TASK STATEMENT => Please work out how many of the lines below include "JSON". Only the number should be given.

[Start of section]

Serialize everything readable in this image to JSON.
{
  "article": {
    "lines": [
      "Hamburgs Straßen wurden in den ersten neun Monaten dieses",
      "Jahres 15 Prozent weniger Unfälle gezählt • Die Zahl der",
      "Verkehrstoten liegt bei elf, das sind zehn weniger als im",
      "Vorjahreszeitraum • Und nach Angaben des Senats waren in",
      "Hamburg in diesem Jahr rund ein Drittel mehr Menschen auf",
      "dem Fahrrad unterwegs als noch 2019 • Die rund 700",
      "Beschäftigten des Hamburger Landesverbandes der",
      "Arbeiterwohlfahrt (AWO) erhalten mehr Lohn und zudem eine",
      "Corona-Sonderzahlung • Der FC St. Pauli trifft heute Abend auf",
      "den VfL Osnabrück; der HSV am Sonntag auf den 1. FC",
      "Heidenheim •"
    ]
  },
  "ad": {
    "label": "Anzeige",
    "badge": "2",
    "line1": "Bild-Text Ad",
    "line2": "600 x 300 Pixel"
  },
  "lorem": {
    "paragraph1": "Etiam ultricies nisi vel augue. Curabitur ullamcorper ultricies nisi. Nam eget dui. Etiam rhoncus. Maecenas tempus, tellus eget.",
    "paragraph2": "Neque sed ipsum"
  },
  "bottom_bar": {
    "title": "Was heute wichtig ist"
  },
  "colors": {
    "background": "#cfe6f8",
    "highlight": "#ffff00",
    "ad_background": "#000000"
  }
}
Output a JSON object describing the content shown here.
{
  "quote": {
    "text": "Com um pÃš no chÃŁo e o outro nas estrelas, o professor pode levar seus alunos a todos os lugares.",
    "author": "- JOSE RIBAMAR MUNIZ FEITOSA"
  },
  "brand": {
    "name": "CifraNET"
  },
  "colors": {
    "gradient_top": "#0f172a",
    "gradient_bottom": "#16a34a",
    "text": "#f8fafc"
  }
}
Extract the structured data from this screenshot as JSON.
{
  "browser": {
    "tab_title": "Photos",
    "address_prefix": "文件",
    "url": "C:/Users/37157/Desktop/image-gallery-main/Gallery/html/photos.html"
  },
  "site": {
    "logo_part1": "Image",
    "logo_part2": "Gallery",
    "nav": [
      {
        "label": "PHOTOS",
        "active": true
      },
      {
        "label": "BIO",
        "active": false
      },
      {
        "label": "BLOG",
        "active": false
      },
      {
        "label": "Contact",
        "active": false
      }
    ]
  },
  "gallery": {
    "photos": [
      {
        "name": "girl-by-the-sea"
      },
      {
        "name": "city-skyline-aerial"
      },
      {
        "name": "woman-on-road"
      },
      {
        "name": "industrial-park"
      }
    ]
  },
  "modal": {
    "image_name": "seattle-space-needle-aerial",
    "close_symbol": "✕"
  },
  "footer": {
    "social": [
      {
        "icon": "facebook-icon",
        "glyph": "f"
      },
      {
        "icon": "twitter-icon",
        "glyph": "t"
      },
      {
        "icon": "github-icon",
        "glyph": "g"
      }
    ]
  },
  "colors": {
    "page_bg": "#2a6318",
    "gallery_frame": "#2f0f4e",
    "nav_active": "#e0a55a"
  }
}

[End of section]

WRITTEN ANSWER => 3